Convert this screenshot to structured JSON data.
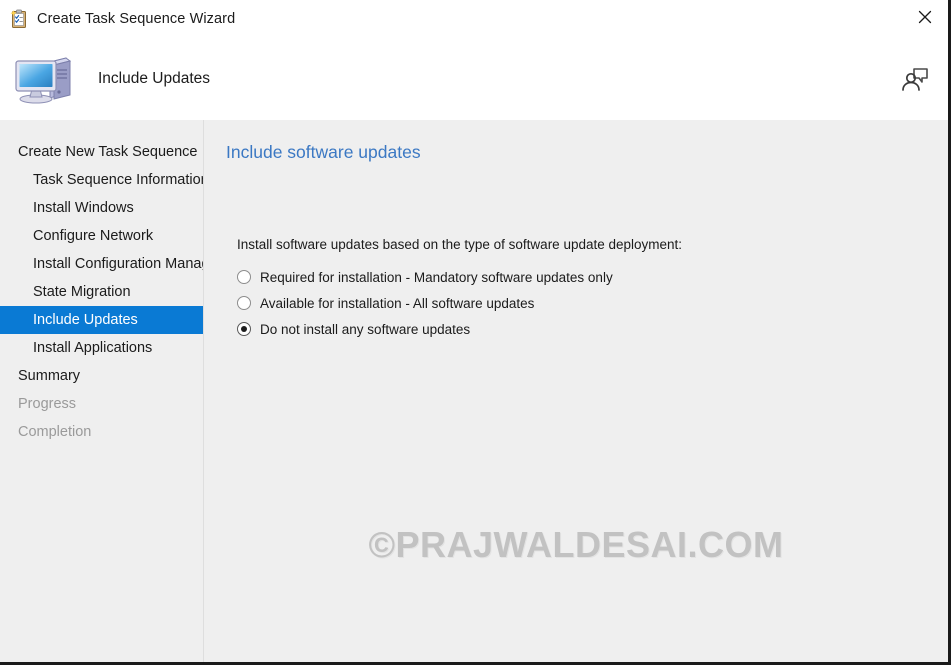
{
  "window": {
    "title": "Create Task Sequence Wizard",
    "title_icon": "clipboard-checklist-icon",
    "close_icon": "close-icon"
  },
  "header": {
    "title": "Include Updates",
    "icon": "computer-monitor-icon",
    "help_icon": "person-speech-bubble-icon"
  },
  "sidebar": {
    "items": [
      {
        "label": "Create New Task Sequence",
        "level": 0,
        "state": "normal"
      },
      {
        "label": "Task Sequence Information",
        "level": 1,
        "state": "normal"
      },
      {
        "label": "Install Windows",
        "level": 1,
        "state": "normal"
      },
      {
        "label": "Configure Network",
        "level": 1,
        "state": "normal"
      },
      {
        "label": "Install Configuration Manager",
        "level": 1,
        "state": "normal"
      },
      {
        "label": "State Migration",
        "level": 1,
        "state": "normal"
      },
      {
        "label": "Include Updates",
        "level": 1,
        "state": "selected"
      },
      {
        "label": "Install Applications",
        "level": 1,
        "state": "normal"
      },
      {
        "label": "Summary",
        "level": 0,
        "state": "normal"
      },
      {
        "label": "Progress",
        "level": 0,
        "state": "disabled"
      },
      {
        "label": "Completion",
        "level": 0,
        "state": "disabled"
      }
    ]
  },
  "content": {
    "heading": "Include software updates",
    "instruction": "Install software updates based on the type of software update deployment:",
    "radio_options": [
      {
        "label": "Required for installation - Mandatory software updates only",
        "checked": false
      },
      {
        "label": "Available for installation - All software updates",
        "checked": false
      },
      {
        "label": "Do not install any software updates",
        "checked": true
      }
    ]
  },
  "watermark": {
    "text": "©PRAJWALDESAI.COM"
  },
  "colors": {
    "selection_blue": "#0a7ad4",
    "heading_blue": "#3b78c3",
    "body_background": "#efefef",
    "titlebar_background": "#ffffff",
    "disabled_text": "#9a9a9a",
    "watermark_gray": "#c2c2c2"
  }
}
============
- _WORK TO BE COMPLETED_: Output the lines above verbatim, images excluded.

- _RESPONSE TO THE TASK_:
Convert this screenshot to structured JSON data.
{
  "window": {
    "title": "Create Task Sequence Wizard",
    "title_icon": "clipboard-checklist-icon",
    "close_icon": "close-icon"
  },
  "header": {
    "title": "Include Updates",
    "icon": "computer-monitor-icon",
    "help_icon": "person-speech-bubble-icon"
  },
  "sidebar": {
    "items": [
      {
        "label": "Create New Task Sequence",
        "level": 0,
        "state": "normal"
      },
      {
        "label": "Task Sequence Information",
        "level": 1,
        "state": "normal"
      },
      {
        "label": "Install Windows",
        "level": 1,
        "state": "normal"
      },
      {
        "label": "Configure Network",
        "level": 1,
        "state": "normal"
      },
      {
        "label": "Install Configuration Manager",
        "level": 1,
        "state": "normal"
      },
      {
        "label": "State Migration",
        "level": 1,
        "state": "normal"
      },
      {
        "label": "Include Updates",
        "level": 1,
        "state": "selected"
      },
      {
        "label": "Install Applications",
        "level": 1,
        "state": "normal"
      },
      {
        "label": "Summary",
        "level": 0,
        "state": "normal"
      },
      {
        "label": "Progress",
        "level": 0,
        "state": "disabled"
      },
      {
        "label": "Completion",
        "level": 0,
        "state": "disabled"
      }
    ]
  },
  "content": {
    "heading": "Include software updates",
    "instruction": "Install software updates based on the type of software update deployment:",
    "radio_options": [
      {
        "label": "Required for installation - Mandatory software updates only",
        "checked": false
      },
      {
        "label": "Available for installation - All software updates",
        "checked": false
      },
      {
        "label": "Do not install any software updates",
        "checked": true
      }
    ]
  },
  "watermark": {
    "text": "©PRAJWALDESAI.COM"
  },
  "colors": {
    "selection_blue": "#0a7ad4",
    "heading_blue": "#3b78c3",
    "body_background": "#efefef",
    "titlebar_background": "#ffffff",
    "disabled_text": "#9a9a9a",
    "watermark_gray": "#c2c2c2"
  }
}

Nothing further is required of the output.